| Task requirements |
Could you filter the data below down to the lines that hold the word "highlighted"?

------ Material for this task ------

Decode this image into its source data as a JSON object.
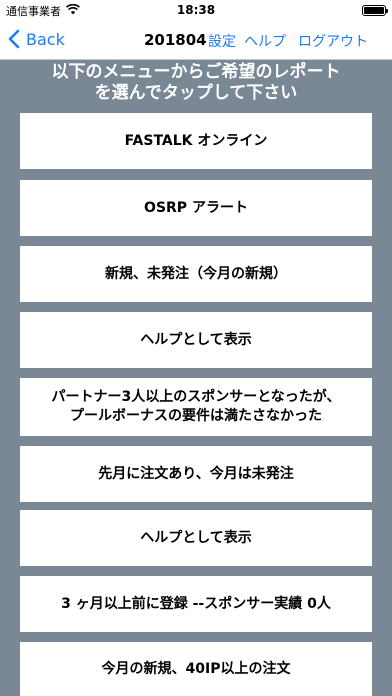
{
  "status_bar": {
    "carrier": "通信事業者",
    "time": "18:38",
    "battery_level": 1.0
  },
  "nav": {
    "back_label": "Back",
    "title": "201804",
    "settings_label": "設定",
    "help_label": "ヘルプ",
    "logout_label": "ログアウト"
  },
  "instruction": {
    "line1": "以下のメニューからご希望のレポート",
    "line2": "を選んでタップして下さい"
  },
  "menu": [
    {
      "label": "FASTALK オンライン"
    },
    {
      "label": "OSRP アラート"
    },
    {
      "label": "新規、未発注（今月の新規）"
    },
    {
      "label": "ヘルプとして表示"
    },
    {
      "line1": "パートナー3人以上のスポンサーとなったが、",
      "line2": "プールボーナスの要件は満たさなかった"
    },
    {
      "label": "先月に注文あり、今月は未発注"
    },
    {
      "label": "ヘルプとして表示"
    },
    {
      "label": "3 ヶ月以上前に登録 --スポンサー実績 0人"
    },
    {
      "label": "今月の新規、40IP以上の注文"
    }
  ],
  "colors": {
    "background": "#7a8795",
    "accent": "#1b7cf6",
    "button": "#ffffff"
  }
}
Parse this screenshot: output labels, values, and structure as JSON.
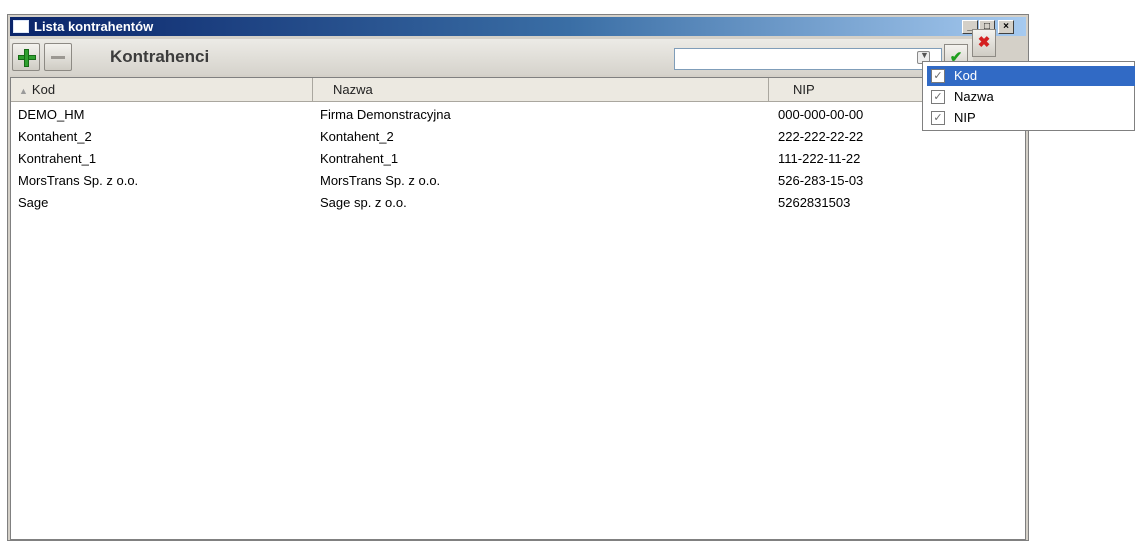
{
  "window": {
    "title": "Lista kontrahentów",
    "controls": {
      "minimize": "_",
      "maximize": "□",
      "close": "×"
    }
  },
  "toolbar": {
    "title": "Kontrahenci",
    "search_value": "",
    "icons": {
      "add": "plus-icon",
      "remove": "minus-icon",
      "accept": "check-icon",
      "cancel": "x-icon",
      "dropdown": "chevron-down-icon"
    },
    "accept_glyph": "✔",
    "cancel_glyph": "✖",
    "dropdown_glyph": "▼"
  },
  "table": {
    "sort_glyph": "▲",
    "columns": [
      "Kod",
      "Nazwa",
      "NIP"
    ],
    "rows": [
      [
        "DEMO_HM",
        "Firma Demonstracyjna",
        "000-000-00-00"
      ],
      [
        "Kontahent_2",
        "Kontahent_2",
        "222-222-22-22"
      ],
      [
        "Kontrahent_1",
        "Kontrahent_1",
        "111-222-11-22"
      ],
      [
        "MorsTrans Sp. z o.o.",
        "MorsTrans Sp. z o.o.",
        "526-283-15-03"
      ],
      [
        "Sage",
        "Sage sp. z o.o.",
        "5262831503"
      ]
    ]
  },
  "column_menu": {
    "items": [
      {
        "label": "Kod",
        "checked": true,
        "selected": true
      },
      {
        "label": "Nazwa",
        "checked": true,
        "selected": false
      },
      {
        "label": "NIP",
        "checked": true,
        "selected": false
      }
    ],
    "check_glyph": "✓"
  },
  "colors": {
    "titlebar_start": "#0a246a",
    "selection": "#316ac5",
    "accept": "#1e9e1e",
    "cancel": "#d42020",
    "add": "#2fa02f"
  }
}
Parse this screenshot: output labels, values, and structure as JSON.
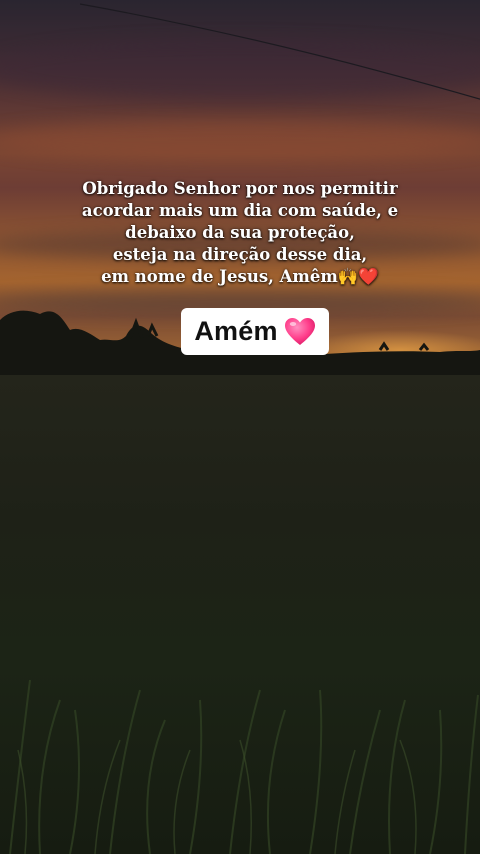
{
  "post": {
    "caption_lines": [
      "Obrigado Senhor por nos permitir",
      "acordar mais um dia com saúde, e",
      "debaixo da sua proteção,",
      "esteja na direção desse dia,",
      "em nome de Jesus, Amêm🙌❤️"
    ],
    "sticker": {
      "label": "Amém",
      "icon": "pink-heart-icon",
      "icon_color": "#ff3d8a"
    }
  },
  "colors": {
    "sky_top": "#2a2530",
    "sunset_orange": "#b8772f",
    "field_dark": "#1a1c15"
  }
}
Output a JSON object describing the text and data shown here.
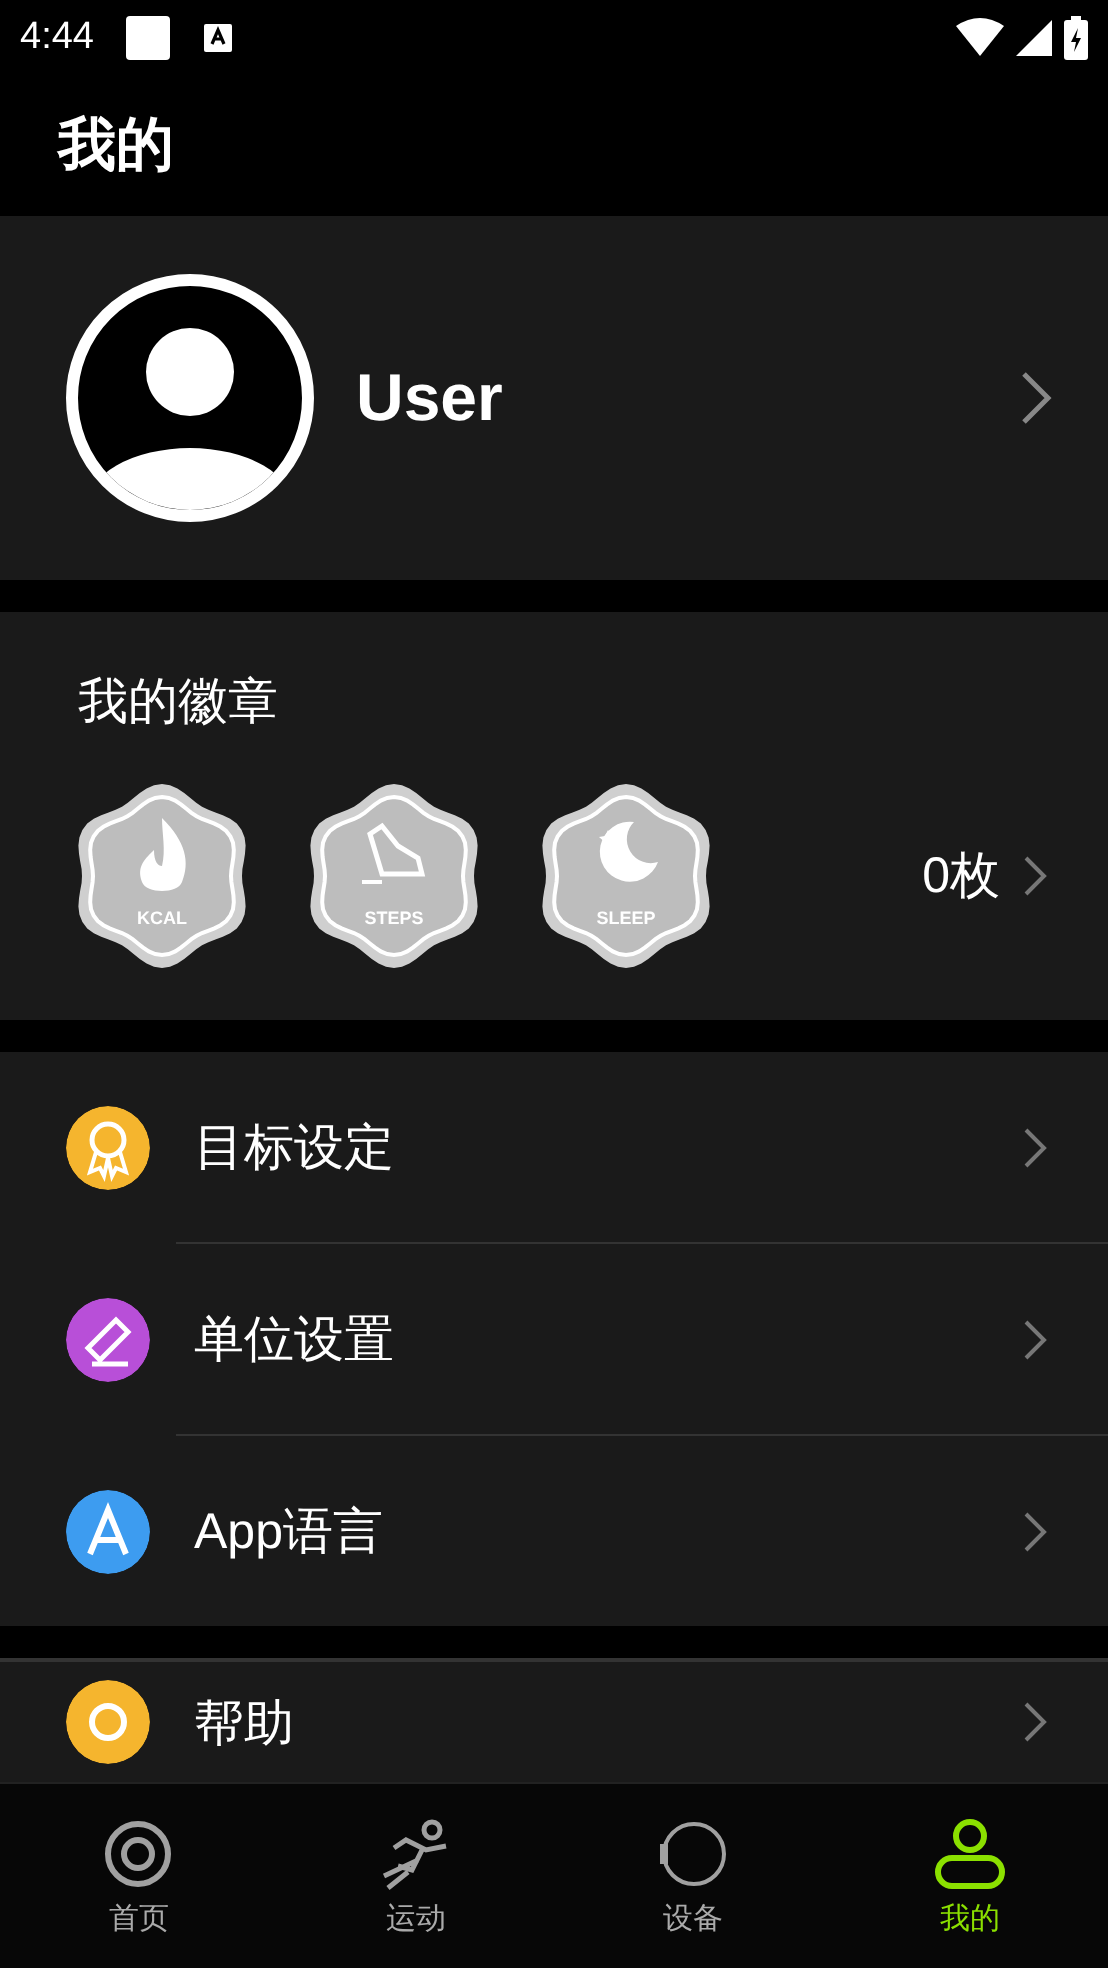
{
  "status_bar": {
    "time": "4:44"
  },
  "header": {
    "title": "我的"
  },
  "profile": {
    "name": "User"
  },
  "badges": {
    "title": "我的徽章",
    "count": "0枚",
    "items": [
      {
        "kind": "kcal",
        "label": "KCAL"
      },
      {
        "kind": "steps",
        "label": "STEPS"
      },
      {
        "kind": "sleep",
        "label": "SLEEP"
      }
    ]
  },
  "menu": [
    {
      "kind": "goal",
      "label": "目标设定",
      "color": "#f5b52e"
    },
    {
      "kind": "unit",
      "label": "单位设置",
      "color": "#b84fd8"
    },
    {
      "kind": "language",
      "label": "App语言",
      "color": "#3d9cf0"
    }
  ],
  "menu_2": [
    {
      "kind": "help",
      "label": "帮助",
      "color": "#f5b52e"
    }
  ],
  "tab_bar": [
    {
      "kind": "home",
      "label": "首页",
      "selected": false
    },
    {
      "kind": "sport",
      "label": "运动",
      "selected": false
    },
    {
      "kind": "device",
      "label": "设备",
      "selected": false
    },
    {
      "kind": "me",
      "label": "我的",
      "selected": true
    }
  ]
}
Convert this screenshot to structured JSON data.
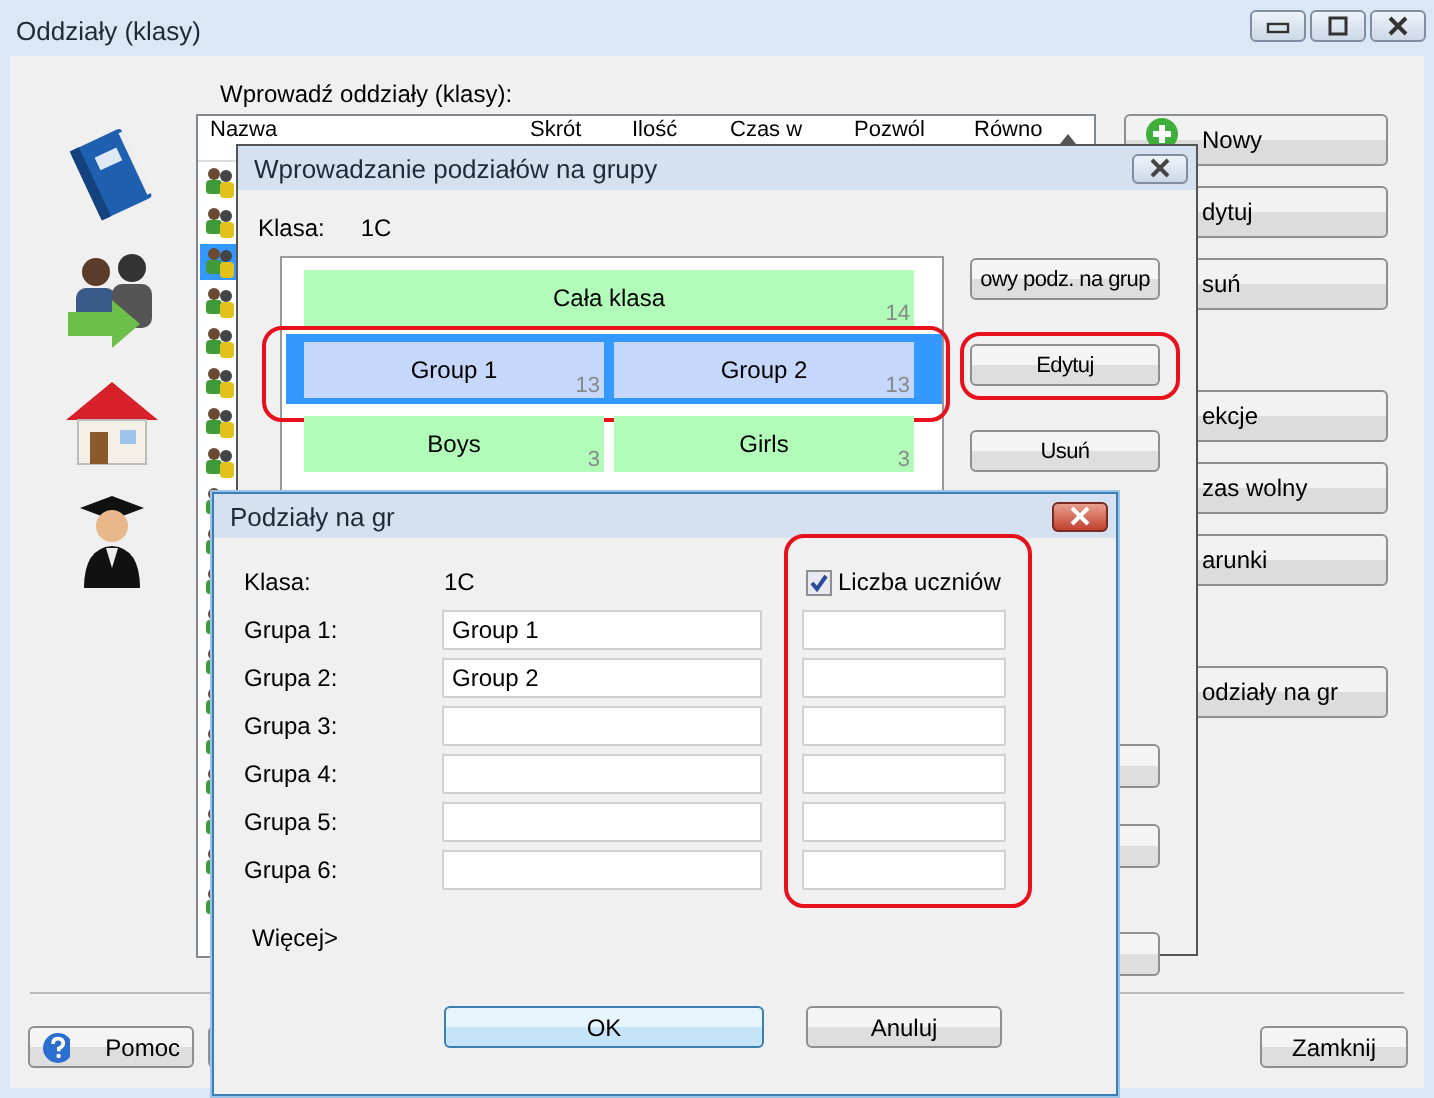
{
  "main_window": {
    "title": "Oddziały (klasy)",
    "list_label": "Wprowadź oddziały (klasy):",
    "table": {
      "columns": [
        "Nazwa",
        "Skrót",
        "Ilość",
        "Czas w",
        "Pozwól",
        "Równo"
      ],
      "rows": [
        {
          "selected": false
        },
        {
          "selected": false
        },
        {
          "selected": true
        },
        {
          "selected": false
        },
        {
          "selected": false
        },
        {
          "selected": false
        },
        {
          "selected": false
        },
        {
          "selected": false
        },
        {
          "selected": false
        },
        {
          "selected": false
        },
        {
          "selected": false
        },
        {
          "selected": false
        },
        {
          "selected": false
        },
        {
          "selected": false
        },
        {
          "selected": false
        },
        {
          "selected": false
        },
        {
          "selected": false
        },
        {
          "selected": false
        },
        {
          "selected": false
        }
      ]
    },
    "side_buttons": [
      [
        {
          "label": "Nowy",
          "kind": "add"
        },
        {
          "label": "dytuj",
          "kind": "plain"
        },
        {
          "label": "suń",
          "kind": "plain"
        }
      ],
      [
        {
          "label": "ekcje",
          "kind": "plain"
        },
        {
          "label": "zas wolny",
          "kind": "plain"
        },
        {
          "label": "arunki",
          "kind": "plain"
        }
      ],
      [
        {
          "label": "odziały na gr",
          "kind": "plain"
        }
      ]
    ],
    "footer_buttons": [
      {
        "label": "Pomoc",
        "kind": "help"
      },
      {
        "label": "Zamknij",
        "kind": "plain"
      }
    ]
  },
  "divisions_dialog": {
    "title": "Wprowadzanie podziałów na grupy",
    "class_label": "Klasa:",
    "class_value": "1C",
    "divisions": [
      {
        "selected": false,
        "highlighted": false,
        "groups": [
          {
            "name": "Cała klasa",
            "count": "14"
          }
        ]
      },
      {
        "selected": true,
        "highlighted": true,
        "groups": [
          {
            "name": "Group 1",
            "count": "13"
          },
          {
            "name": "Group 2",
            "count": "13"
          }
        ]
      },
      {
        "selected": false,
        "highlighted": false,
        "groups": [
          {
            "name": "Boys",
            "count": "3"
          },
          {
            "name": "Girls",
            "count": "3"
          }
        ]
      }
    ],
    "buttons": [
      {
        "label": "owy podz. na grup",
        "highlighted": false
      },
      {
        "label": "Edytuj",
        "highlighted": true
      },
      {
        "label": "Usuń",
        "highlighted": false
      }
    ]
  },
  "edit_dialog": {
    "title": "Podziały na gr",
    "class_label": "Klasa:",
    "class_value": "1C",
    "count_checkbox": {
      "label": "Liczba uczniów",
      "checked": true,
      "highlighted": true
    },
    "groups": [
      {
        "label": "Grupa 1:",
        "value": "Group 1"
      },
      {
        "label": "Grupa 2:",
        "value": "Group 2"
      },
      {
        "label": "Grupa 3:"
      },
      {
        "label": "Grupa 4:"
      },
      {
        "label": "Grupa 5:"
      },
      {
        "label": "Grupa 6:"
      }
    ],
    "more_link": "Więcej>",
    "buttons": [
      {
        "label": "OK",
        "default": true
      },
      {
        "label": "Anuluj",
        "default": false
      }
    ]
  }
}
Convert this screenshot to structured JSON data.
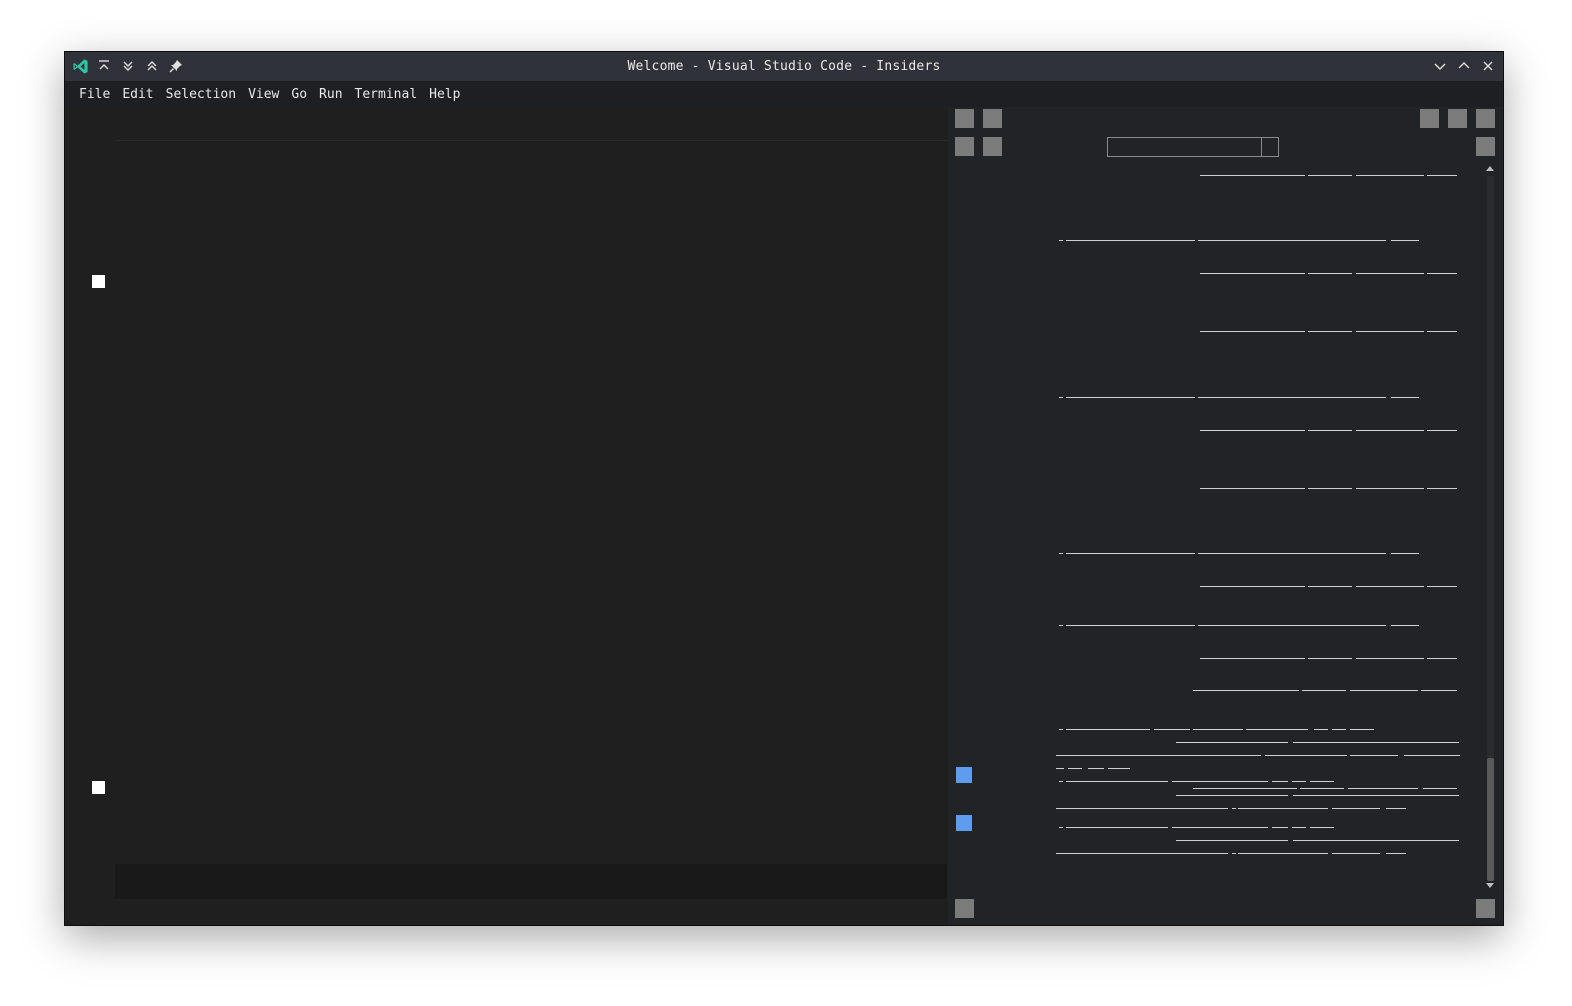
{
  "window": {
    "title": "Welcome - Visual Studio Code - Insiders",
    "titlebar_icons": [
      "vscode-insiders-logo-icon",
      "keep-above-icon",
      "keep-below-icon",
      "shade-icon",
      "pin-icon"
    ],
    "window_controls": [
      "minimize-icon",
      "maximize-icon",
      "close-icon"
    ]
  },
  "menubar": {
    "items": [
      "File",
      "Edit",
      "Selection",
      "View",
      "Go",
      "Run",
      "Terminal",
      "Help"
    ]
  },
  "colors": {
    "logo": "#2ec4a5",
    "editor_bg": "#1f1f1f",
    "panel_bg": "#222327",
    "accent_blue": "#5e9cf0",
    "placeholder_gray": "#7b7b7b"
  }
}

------

| Output for this exercise |
        "highlighted": false,
        "highlighted": true,
        "highlighted": false,
        "highlighted": false
        "highlighted": true
        "highlighted": false
      "highlighted": true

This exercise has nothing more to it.